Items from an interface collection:
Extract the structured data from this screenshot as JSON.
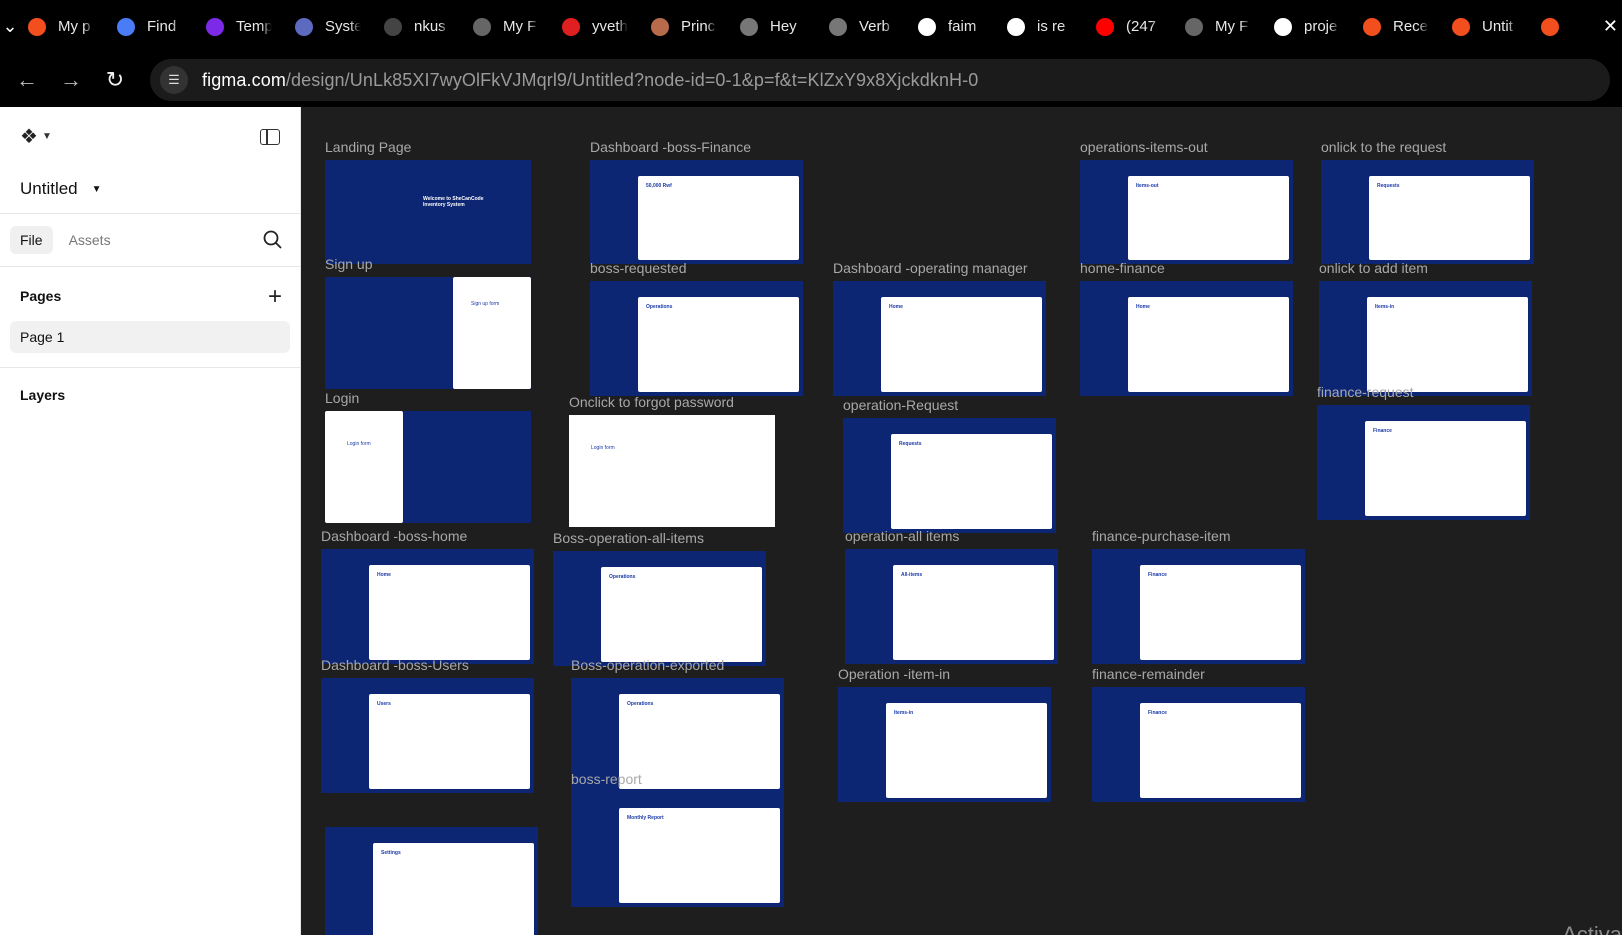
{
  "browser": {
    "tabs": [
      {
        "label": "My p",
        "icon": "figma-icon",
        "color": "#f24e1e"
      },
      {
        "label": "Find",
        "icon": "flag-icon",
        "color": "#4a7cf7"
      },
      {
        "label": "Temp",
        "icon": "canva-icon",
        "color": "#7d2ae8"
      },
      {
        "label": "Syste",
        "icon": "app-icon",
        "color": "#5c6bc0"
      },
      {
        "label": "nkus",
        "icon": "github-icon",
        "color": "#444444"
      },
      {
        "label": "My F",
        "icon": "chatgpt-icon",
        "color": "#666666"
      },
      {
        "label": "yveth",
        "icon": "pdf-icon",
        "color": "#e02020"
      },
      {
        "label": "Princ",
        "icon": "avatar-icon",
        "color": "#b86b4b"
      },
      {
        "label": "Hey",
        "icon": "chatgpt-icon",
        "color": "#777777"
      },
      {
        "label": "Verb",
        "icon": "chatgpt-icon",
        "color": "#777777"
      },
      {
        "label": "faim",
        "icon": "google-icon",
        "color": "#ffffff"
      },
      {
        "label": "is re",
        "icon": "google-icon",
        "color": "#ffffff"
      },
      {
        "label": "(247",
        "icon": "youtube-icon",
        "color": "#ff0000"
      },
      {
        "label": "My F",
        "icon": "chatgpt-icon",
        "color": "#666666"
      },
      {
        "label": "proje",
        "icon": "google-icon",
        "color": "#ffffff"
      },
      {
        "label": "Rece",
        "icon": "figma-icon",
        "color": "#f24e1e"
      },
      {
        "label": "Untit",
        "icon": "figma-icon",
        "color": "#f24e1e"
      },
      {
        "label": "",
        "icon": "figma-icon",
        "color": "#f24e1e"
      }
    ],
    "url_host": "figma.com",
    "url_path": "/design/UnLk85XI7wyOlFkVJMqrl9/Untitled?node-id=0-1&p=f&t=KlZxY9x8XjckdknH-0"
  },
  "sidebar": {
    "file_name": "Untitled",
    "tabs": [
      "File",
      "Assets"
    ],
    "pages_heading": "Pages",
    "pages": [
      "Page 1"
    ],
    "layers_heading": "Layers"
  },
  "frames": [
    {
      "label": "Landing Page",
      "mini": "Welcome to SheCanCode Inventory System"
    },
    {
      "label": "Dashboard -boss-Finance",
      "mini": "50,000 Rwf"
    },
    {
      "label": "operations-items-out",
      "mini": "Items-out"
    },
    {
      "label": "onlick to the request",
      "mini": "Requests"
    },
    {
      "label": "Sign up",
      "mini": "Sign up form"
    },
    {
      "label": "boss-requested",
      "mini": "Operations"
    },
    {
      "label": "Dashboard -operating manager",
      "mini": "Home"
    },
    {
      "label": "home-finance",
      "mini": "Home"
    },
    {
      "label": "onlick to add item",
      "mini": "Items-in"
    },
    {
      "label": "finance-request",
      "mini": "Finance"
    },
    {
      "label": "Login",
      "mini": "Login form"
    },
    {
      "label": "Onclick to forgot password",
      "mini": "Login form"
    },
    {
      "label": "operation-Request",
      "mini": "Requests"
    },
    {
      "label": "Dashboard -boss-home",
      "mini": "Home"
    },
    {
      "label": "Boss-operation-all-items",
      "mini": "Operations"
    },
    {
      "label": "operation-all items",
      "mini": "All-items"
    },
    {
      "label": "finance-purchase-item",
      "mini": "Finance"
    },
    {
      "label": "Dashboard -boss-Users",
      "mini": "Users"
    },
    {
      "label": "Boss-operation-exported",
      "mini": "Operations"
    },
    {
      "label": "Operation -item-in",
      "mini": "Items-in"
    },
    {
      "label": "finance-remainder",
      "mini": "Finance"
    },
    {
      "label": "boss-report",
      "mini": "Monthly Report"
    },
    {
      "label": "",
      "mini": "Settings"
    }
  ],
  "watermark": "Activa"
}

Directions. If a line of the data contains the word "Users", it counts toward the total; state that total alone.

Output of the exercise. 2